Without the port, Hong Kong would be a very different place. For better or worse the British would never have come and rice would still be grown here. But the port is here-it has a profound effect on Hong Kong; it's the source of HK's economic development and the key to the industrialisation of the Pearl River Delta.
In 1990 the port moved more than 17 million international passengers and 75 million tonnes of cargo. A further 100 million passengers took local ferry journeys within Hong Kong waters.
Mr Clark then concentrated on the trading port, for that's what PADS is really all about. The 75 million tonnes of cargo passing through the port in 1990 was three times the throughput only a little over a decade ago. The scale of the additional facilities needed to keep pace with the growth of that order is enormous; and getting more so. The port policy, however, is simple. It is to provide port handling facilities sufficient to match cargo demands; for those facilities to be built, paid for and operated by the private sector and for the port to continue to optimise its contribution to HK's economy.
When the container revolution started in earnest in the early seventies, Hong Kong was one of the first major ports to react. It built three terminals at Kwai Chung, making use of the deep water and the road system then being put in for the 'new' town at Kwai Chung. It was an ideal site-room for expansion as future demand built. That demand was slow in coming.
Demand eventually bucked up and by the early eighties there were capacity problems. By the mid-eighties it would be seen that the limitless potential of the Kwai Chung port was not limitless after all. Once terminal development bumped into Stonecutters Island, where would it go next? This started the ball rolling that eventually led to PADS.
The key port objectives of PADS were:
a) To provide facilities to meet the port cargo growth forecasts for the next 20 years;
b) To ensure that all port and associated transport networks are provided to a coherent and integrated plan; and
c) To form the centre of development programmes to enhance and sustain Hong Kong's future growth potential, particularly, as a maritime and commercial centre.
The outcome is a long-term strategic plan for port development into the next century. He then highlighted the key points:
• Incremental container terminal development, matching supply with demand, until space runs out at Kwai Chung;
• Then development continues on man-made port peninsula on Lantau which, by then, is linked by bridge to the mainland;
• When this peninsula is sufficiently close to HK Island and when the bridge traffic is approaching design capacity, a new road link (to HK Island, near Green Island) should be introduced thus completing the circle;
• The natural sheltered harbour with its buoys and anchorages remain as is, with cargoes coming ashore at the various private and public cargo working areas;

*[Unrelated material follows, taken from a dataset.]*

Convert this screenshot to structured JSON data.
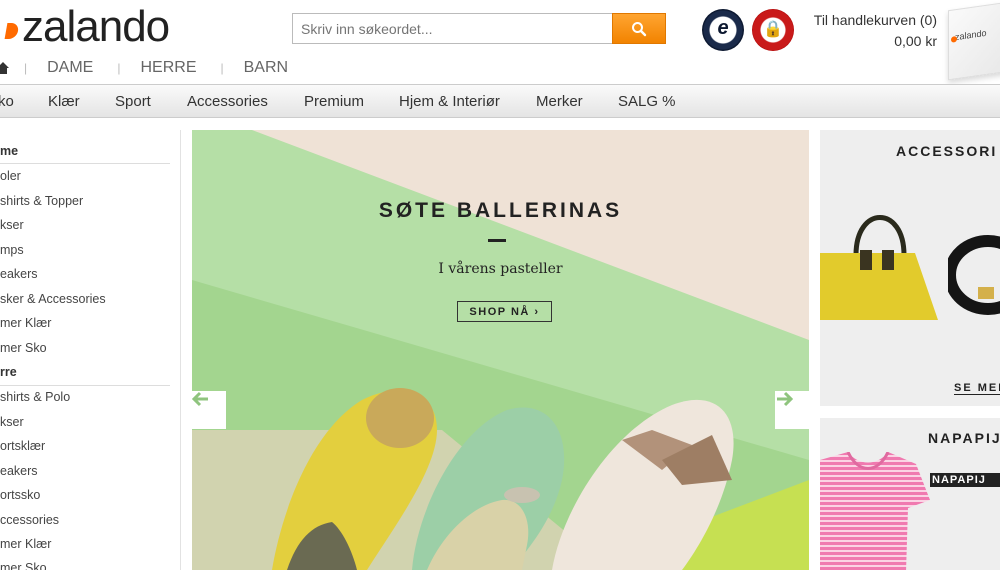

• Once these working areas are saturated, then a new river trade terminal at Tuen Mun (western edge of Hong Kong territory) comes into operation;

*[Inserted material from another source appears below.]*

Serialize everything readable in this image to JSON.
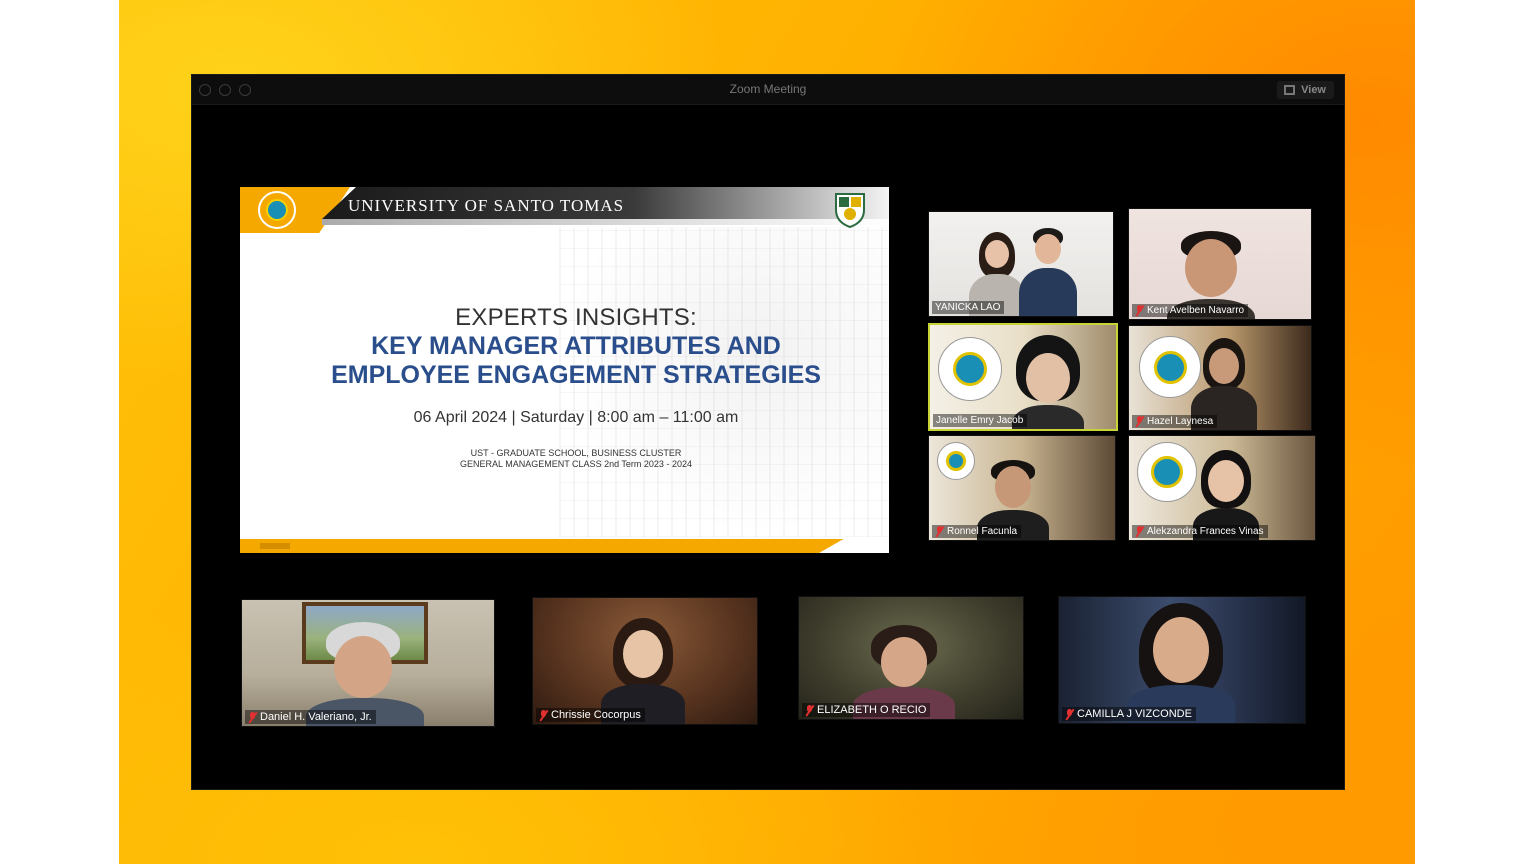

• The development opportunities for port or deepwater front industry offered at Kai Tak (once the airport there closes) and at Junk Bay should be seized; and a new breakwater will be built between Lamma Island and Cheung Chau to provide shelter for the port peninsula and to create additional sheltered anchorage.
He concluded by saying that merchandise trade through Hong Kong is increasingly containerised; even though Hong Kong's own manufacturing base may not be growing, its productivity is increasing. But the significant increase in throughput will come from the industrial output of the Pearl River Delta and beyond. Hong Kong is the only realistic outlet for most of that output. Even if today's very high growth rates decline, the port of Hong Kong and all those service industries associated with ports, cargoes and shipping should have an extremely busy time over the next couple of decades.
Contributed by P.R. Owen, FNI
Seaways May 1992